BAGHDAD -- The Arab satellite television network Al-Jazeera aired a videotape yesterday purportedly from Al Qaeda-linked militants showing a South Korean hostage begging for his life and pleading with his government to withdraw troops from Iraq.
The kidnappers, who identified themselves as belonging to a group led by Abu Musab al-Zarqawi, gave South Korea 24 hours to meet its demand or ''we will send you the head of this Korean."
''Korean soldiers, please get out of here," the man screamed in English, flailing his arms. ''I don't want to die. I don't want to die. I know that your life is important, but my life is important."
South Korean media identified the hostage as Kim Sun-il, 33, an employee of South Korea's Gana General Trading Co., a supplier for the US military.
The video came two days after news of the beheading of American hostage Paul Johnson, 49, by Al Qaeda-linked militants in Saudi Arabia, and an announcement Friday by South Korea that it will send 3,000 soldiers to northern Iraq beginning in August. Once the deployment is complete, South Korea will be the largest coalition partner in Iraq after the United States and Britain.
After showing the hostage's plea, the tape showed him kneeling in front of three masked men, two of them armed with Kalashnikovs. The man standing in the middle read a statement in Arabic.
''Our message to the South Korean government and the Korean people: We first demand you withdraw your forces from our lands and not send more of your forces to this land. Otherwise, we will send to you the head of this Korean, and we will follow it by the heads of your other soldiers."
South Korea's Deputy Foreign Minister Choi Young-jin said today that there is no change in Seoul's position on sending troops to Iraq.
The group identified itself as Monotheism and Jihad; its purported leader, Zarqawi, is a Jordanian-born terrorist linked to Al Qaeda. Zarqawi's group claimed responsibility for the videotaped beheading last month of American businessman Nicholas Berg.

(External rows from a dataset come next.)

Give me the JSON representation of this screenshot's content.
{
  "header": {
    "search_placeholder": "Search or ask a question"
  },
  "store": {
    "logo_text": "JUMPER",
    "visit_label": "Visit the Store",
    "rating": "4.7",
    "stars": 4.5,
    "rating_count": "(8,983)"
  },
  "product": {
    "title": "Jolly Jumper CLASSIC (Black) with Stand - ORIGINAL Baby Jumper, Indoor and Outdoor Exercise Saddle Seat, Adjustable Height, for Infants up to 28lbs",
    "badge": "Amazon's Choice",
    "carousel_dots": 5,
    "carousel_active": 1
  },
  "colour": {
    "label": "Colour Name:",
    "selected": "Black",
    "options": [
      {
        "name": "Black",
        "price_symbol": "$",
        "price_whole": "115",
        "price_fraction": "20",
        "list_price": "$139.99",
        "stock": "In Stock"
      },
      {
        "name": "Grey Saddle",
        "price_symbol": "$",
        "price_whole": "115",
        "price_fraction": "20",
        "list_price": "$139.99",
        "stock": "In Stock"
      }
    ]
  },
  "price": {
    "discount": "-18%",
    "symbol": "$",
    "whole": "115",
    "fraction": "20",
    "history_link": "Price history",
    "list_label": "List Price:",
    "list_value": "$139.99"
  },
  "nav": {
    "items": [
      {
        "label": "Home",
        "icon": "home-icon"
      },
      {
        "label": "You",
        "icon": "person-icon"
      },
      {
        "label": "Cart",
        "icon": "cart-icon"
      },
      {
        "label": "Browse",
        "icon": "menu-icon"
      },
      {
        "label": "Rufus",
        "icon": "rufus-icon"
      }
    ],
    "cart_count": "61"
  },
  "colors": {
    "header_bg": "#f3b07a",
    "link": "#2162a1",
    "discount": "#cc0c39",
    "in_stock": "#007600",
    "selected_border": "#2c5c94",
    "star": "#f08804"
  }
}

A South Korean television news station, YTN, said Kim had been in Iraq for about eight months. His sister, Kim Jung-sook, told the station his family last spoke to him in April. He was in the Fallujah area and planned to leave the area in July.
On Saturday, Seoul warned its people not to travel to Iraq. ''At this time, we cannot rule out the possibility of harm to our nationals, following the official announcement of the additional troop dispatch to Iraq," Foreign Ministry spokesman Shin Bong-kil said in a statement.
South Korea plans to send 900 troops to Kurdish-controlled Erbil in early August, followed by about 1,100 troops between late August and early September. An additional 1,000 soldiers will travel to Iraq later.
South Korea has 600 military medics and engineers in the southern Iraqi city of Nasiriyah.
Seoul portrayed the dispatch as a way of strengthening its alliance with the United States, thereby winning more support from Washington for a peaceful end to a long-running dispute over North Korea's nuclear weapons development.